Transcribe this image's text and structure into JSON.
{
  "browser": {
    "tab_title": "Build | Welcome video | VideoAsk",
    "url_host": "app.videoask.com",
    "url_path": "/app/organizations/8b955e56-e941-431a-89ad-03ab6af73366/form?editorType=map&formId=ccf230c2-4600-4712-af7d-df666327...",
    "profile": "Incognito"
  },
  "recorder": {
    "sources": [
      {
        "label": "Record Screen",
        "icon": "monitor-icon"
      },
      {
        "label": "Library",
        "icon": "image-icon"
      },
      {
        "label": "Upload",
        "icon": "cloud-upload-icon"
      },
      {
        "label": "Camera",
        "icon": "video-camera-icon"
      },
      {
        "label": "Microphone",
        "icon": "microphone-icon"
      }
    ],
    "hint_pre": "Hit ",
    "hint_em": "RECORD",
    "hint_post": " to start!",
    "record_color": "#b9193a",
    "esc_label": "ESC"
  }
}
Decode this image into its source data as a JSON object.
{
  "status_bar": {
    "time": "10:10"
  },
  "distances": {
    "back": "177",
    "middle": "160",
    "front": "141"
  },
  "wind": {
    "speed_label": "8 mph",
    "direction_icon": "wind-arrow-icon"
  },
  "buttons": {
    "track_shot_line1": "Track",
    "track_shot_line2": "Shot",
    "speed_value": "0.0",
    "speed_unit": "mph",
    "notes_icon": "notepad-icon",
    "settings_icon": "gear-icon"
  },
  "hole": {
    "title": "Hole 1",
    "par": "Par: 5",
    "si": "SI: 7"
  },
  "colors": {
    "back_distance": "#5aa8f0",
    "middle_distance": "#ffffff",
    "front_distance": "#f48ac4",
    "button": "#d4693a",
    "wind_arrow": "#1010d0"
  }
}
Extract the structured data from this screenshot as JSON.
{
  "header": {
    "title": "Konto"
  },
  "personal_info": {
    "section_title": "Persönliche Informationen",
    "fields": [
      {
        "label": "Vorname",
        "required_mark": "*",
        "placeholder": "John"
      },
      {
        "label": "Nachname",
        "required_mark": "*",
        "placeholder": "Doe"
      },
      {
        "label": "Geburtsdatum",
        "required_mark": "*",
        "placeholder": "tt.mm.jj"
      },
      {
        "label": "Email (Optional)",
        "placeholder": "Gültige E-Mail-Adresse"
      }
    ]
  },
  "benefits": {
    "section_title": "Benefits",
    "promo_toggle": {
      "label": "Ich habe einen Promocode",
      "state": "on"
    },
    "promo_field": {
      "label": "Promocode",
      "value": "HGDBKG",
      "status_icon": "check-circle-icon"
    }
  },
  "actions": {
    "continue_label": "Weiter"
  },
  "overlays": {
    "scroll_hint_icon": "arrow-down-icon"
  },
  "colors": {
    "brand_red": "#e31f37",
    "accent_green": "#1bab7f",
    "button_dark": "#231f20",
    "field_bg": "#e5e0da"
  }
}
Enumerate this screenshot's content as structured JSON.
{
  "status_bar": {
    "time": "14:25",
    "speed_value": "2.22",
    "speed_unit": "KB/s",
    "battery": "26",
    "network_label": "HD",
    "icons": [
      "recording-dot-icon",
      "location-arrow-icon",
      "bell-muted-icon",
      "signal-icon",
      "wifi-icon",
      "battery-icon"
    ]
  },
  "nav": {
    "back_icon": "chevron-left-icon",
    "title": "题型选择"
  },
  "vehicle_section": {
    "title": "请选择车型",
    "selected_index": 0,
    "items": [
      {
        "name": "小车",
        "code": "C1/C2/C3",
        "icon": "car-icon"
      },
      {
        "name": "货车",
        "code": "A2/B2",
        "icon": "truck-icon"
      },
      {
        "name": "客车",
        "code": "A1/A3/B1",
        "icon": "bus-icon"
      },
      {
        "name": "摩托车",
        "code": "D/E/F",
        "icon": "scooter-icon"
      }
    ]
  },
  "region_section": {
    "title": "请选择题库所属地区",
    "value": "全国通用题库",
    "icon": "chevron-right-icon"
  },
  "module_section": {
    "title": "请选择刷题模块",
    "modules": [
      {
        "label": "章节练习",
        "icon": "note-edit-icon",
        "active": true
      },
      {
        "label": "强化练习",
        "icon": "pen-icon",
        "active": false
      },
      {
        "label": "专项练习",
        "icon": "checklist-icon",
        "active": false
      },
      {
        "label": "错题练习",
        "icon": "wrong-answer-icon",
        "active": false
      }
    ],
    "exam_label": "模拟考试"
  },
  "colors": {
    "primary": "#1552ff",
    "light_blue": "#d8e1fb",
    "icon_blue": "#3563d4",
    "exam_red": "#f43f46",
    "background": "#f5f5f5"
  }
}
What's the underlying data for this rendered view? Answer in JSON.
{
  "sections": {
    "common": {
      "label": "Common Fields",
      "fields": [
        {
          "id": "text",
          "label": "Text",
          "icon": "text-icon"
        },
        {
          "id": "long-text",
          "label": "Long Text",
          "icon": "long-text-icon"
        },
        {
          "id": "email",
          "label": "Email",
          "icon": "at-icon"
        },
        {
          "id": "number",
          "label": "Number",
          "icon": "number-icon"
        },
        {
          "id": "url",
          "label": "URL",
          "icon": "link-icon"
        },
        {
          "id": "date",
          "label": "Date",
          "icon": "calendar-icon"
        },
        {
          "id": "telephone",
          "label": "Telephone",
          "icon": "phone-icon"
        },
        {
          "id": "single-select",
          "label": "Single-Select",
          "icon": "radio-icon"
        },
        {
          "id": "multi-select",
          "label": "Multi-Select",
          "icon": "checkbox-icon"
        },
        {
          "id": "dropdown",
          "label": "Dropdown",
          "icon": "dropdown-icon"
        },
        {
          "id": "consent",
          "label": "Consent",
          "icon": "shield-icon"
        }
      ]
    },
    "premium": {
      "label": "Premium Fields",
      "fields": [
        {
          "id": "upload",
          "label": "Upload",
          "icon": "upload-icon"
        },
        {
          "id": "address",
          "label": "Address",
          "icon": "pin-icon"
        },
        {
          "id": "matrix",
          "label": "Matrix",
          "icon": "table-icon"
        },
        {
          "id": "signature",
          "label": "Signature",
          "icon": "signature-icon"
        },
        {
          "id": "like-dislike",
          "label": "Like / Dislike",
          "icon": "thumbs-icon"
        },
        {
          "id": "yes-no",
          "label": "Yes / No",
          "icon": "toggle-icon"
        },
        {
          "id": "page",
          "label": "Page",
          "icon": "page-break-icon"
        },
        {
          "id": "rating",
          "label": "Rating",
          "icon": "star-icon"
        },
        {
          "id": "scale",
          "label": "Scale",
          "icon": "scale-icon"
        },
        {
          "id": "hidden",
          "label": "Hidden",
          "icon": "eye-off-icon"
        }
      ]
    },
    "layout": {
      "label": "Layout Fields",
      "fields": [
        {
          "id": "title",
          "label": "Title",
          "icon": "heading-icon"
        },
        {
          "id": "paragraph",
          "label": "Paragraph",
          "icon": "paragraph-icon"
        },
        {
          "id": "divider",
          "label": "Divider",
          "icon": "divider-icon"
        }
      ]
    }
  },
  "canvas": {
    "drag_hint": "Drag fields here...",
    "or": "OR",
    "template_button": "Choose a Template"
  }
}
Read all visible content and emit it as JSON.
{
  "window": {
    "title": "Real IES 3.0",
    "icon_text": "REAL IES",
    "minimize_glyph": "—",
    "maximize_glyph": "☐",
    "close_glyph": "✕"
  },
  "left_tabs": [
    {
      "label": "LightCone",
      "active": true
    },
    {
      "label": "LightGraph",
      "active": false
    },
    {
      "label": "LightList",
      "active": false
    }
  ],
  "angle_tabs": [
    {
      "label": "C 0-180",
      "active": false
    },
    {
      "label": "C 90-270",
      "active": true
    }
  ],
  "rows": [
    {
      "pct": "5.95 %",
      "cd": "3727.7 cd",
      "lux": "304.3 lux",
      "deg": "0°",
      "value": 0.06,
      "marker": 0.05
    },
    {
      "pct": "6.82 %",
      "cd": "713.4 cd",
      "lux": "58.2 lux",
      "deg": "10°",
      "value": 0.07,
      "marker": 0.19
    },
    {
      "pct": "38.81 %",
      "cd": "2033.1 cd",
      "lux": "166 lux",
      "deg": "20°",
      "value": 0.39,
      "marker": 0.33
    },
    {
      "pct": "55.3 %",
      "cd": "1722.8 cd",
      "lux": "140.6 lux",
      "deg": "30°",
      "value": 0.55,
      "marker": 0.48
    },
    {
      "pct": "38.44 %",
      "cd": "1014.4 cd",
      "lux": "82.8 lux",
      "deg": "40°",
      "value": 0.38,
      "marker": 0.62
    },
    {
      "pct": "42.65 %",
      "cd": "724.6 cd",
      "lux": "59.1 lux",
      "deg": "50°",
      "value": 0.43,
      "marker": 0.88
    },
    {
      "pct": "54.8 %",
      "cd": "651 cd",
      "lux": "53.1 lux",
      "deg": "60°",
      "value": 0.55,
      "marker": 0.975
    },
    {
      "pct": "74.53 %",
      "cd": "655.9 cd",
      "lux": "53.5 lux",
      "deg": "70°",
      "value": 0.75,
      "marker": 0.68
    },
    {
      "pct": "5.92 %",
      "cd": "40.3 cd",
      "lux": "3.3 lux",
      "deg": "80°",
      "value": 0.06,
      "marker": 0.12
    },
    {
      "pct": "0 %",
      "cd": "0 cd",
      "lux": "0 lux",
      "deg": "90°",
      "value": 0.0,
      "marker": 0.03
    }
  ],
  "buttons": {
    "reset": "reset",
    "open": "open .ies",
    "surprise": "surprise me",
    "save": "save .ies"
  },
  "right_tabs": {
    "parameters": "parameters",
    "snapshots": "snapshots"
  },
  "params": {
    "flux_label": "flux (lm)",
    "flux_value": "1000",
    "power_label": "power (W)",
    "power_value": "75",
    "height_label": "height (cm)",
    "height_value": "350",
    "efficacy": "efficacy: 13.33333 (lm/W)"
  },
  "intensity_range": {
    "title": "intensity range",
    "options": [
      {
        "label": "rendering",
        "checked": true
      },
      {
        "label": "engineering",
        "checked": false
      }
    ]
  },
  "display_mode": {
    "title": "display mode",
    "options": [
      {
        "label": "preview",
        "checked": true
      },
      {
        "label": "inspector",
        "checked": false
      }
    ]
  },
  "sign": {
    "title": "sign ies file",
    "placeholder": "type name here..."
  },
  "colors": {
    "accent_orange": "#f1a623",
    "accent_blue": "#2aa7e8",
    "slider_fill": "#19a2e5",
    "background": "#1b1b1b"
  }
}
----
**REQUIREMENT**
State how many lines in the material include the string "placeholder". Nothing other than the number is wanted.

**ANSWER TO THE EXERCISE**
5